This year, the British weather has been extreme, even by its own exalted standards. I have spent more time adjusting the ventilation in the greenhouse, than any year I can remember. Too hot, too cold, too draughty, scorching sunshine, black clouds, dry wind, cold wind and that’s just in one morning.
Towards the end of last month, lack of light and low temperatures slowed down growth in my greenhouse – the sweet peppers and aubergines still seem reluctant to bush out. Regular feeding with general liquid fertiliser has helped a bit but it’s not worth forcing it, especially when temperatures and light levels are low. I open the windows for ventilation on cooler days, rather than the door, to avoid draughts. One of the positives is that when light growing conditions increase and hopefully stay consistent for a while, tender plants soon get going, so there are still plenty more flowers and fruit to come.

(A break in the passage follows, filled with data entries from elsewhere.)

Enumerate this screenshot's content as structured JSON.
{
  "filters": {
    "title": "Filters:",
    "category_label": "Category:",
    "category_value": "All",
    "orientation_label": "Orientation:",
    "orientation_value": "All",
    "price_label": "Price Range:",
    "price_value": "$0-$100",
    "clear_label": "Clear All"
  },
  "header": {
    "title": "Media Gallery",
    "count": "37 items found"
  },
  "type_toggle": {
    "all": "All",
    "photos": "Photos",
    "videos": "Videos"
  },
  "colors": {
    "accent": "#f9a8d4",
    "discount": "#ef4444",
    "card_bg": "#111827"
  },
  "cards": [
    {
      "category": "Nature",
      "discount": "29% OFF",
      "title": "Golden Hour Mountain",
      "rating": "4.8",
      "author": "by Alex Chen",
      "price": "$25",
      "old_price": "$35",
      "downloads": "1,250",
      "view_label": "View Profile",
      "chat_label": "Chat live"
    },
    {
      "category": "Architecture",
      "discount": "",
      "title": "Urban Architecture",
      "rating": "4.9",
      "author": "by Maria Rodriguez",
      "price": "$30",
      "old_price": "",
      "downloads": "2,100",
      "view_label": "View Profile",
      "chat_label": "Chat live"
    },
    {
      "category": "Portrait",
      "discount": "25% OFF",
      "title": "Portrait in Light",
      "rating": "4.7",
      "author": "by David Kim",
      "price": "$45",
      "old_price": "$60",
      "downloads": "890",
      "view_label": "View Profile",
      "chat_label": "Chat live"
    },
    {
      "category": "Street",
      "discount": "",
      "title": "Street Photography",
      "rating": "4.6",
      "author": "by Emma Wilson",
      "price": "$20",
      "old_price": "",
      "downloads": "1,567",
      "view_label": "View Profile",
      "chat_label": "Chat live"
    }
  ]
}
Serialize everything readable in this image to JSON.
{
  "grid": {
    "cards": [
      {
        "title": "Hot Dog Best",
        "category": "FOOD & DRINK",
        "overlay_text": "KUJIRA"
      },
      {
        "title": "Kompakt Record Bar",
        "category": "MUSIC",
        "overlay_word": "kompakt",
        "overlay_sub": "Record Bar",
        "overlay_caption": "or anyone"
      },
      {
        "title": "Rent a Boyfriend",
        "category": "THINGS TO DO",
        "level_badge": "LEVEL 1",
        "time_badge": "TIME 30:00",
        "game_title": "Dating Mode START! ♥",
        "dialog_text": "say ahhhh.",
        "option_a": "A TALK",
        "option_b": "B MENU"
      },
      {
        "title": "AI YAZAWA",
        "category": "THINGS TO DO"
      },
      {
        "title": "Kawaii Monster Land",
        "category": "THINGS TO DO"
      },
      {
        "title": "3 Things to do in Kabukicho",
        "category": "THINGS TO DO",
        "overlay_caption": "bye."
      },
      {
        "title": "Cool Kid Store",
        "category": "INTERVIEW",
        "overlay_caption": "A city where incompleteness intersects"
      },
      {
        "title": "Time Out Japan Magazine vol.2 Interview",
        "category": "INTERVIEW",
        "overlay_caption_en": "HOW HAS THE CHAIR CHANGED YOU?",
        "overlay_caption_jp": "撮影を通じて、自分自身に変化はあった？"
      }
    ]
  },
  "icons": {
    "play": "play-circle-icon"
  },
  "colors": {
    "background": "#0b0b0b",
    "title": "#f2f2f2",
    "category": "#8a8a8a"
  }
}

Keep coaxing cucumber stems round their supports as they grow and cut back any side shoots two leaves beyond the flowers and fruits, to increase airflow around the plant; keep them well-watered and mulch to reduce the risk of mildew. It helps to grow resistant varieties like ‘Carmen’. Damping down the floor at the back of the greenhouse helps to maintain the humidity they enjoy. I love it when the cucumbers first appear but it will be a while before they are about 30cm long and ready to harvest. Keep harvesting, even if you are not going to use them or your plant will stop producing – there’s plenty of takers for a freshly picked cucumber.
Keep removing side shoots from tomatoes, tap the open flowers to encourage pollination and tie the stems to canes or supporting string as they grow. Keep the compost moist as erratic watering causes splitting and ‘blossom end rot’. On hot days you may need to do this twice a day – even more often if you are growing in pots and growing bags.
Maintain a regular regime of feeding and watering your container plants with tepid water. Find out if they need watering by sticking your finger into the surface of the compost, if it is free of compost particles when you pull it out then the plant needs watering. It’s also helpful to learn how to judge this by the weight of the pot with the compost wet and dry. Give plants a thorough soak; a light sprinkle encourages roots to the surface where they are more susceptible if it dries out.
I’ll be making a last sowing of French beans under glass early in the month and pinching out my melon plant beyond the fifth leaf and retaining the four strongest stems. It’s growing in a large pot under the edge of the staging, at the end of a row of watering cans, perfectly placed to collect water which drains from the staging above. This year I am growing the variety ‘Emir’ which is RHS Award of Merit, fast growing and cold tolerant, so perfect for the British climate, inside and out. Happy Gardening! Matt